Engineering across length scales

The unifying theme of our work is  the development and application of manufacturing and fabrication technologies to discover new science and solve important global challenges.  We currently have two families of projects:  1) Development of atomic-resolution MRI  and 2) engineering solutions to catastrophic climate change (www.meerreflection.com). 

Climate change solutions Immediately ending carbon dioxide (CO2) emissions will not be enough to solve the climate crisis; we also need to stabilize the Earth's temperature by compensating the loss of albedo from short-lived anthropogenic aerosols.  An immediate loss of aerosols, as we are currently experiencing  in 2020, will lead to a rapid (~3-5 years) raise in global average temperature by about 1oC, where r is the fractional reduction in anthropogenic fossil fuel emissions.  On current trajectory, projected increases in average temperature and increasingly frequent and more severe thermal extremes will render many regions uninhabitable to functional human societies starting well before 2040.  The inconvenient truth of cooling by anthropogenic aerosols and the importance of timescales and kinetics of the current crisis have been consistently shunned in public discourse.  The unfortunate result of the lying by omission is that all mainstream climate mitigation proposals, including CO2 capture, forest-based natural solutions, and renewable energy transition without temperature mitigation are inefficient based on first-principle analysis and empirical data of ecosystem responses to thermal stress.

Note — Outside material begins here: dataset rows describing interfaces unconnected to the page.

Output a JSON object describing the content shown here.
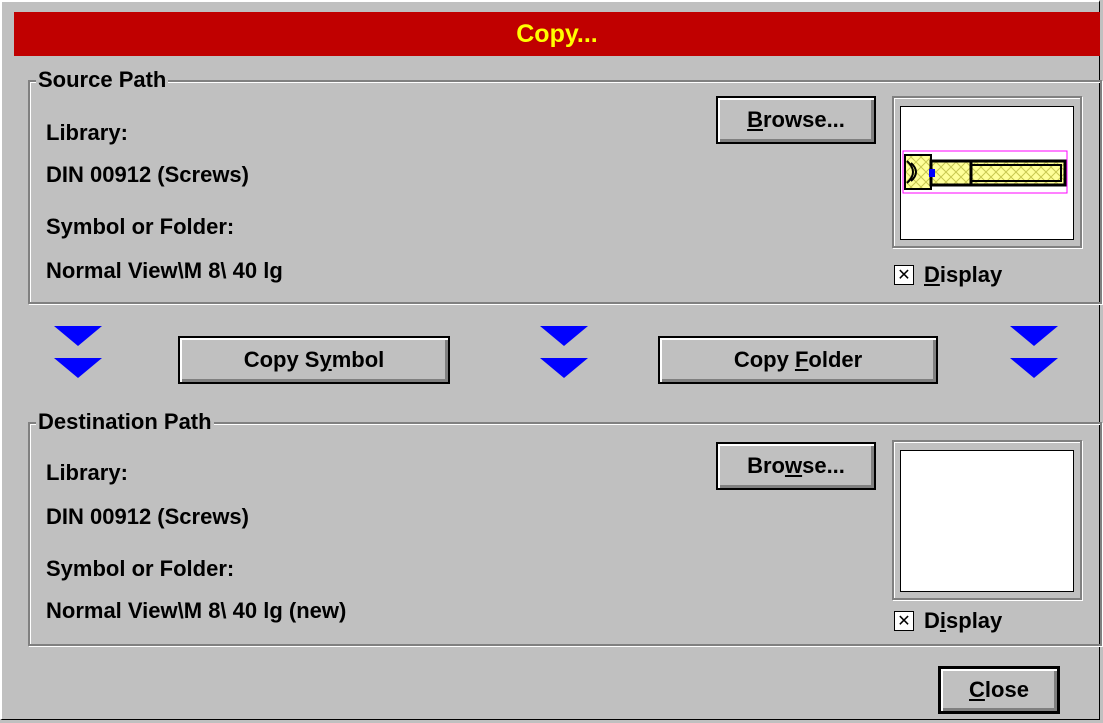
{
  "dialog": {
    "title": "Copy..."
  },
  "source": {
    "legend": "Source Path",
    "library_label": "Library:",
    "library_value": "DIN 00912 (Screws)",
    "symbol_label": "Symbol or Folder:",
    "symbol_value": "Normal View\\M  8\\ 40  lg",
    "browse": {
      "pre": "",
      "accel": "B",
      "post": "rowse..."
    },
    "display": {
      "accel": "D",
      "post": "isplay",
      "checked": true
    }
  },
  "actions": {
    "copy_symbol": {
      "pre": "Copy S",
      "accel": "y",
      "post": "mbol"
    },
    "copy_folder": {
      "pre": "Copy ",
      "accel": "F",
      "post": "older"
    }
  },
  "destination": {
    "legend": "Destination Path",
    "library_label": "Library:",
    "library_value": "DIN 00912 (Screws)",
    "symbol_label": "Symbol or Folder:",
    "symbol_value": "Normal View\\M  8\\ 40  lg (new)",
    "browse": {
      "pre": "Bro",
      "accel": "w",
      "post": "se..."
    },
    "display": {
      "pre": "D",
      "accel": "i",
      "post": "splay",
      "checked": true
    }
  },
  "close": {
    "accel": "C",
    "post": "lose"
  },
  "colors": {
    "title_bg": "#c00000",
    "title_fg": "#ffff00",
    "arrow": "#0000ff"
  }
}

With a realization that the simple, humble mirror can efficiently decouple the omnicidal temperature stressor from a much more benign, but mitigation-resistant CO2 stressor, our lab is developing a comprehensive framework that provides a detailed prescription of how human societies might avoid species-level extinction by building global glass mirror-based infrastructures of various configurations that perform the functions of temperature regulation, aquatic food production, ocean de-acidification, atmospheric methane mitigation, and solar thermal energy production and materials processing.

Atomic resolution MRI Noninvasive and rapid access to the structure of matter is a fundamental need in science and technology.  This need is currently served by the families of scanning probe microscopy, high-resolution electron-microscopy, diffraction methods, and nuclear magnetic resonance imaging (MRI).  Unique advantages of the latter have, for example, revolutionized medical research and clinical practice by enabling non-invasive access to um-scale structural and functional information on single-copies of samples. 

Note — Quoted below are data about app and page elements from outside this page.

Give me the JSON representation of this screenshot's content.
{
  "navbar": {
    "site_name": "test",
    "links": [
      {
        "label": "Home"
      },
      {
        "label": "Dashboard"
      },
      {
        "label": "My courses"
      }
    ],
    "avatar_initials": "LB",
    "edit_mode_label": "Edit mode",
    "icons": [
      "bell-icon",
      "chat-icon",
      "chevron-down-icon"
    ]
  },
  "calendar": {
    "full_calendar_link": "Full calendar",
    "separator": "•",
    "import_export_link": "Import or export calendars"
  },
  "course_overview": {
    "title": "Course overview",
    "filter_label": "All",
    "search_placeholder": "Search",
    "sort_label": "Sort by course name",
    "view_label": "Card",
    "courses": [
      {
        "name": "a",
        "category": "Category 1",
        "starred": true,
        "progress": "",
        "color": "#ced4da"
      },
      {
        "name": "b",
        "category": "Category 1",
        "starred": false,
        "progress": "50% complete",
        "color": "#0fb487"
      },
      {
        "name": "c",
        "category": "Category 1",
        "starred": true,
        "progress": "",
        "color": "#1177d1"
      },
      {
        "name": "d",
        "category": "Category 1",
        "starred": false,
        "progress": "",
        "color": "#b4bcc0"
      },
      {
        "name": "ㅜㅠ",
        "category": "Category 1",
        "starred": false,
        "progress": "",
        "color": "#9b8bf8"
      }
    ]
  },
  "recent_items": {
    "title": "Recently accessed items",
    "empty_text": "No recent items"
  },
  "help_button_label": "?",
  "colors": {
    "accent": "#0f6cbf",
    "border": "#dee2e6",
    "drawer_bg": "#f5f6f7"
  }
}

Our research aims to improve the resolution and the user-friendliness of magnetic resonance force microscopy (MRFM), a ‘nanoMRI’ technique and a 3D variant of atomic force microscopy (AFM), by surmounting key hurdles through nanoengineering.  

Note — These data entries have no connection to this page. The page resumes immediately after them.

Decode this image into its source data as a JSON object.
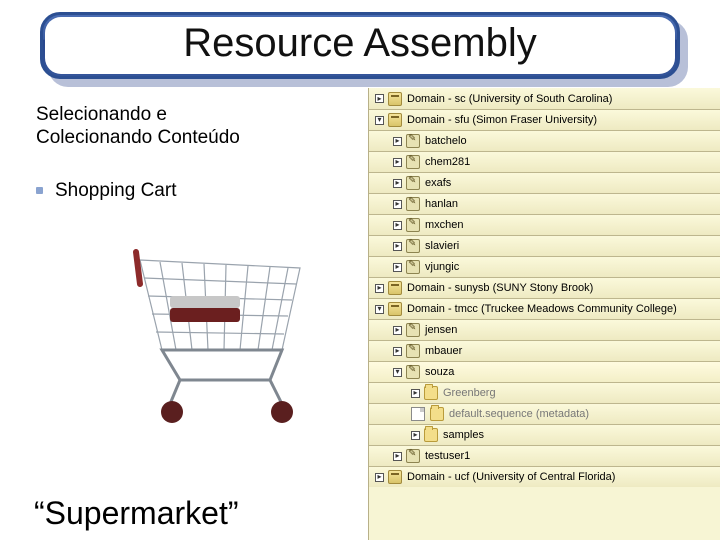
{
  "title": "Resource Assembly",
  "subtitle_line1": "Selecionando e",
  "subtitle_line2": "Colecionando Conteúdo",
  "bullet": "Shopping Cart",
  "footer": "“Supermarket”",
  "tree": {
    "r0": {
      "label": "Domain - sc (University of South Carolina)"
    },
    "r1": {
      "label": "Domain - sfu (Simon Fraser University)"
    },
    "r2": {
      "label": "batchelo"
    },
    "r3": {
      "label": "chem281"
    },
    "r4": {
      "label": "exafs"
    },
    "r5": {
      "label": "hanlan"
    },
    "r6": {
      "label": "mxchen"
    },
    "r7": {
      "label": "slavieri"
    },
    "r8": {
      "label": "vjungic"
    },
    "r9": {
      "label": "Domain - sunysb (SUNY Stony Brook)"
    },
    "r10": {
      "label": "Domain - tmcc (Truckee Meadows Community College)"
    },
    "r11": {
      "label": "jensen"
    },
    "r12": {
      "label": "mbauer"
    },
    "r13": {
      "label": "souza"
    },
    "r14": {
      "label": "Greenberg"
    },
    "r15": {
      "label": "default.sequence (metadata)"
    },
    "r16": {
      "label": "samples"
    },
    "r17": {
      "label": "testuser1"
    },
    "r18": {
      "label": "Domain - ucf (University of Central Florida)"
    }
  }
}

As with standard AFM, MRFM signal is transduced through a force between the probe and the sample.  In MRFM, however, the relevant forces are many orders of magnitude smaller than those measurable by conventional AFM sensors.  To measure the force generated by biologically-relevant single nuclear spins like 13C and 31P, for instance, would require force sensitivities on the order fo 10-20 N.  Such a minute signal is equal to the gravitational pull between a person in Boston (USA) and another person in Zurich (Switzerland).   We currently have the capability to detect forces down to 10-19-10-18 N range.  Our current efforts are focused on improving force sensivity by a couple more orders of magnitude, a challenging but realistic goal.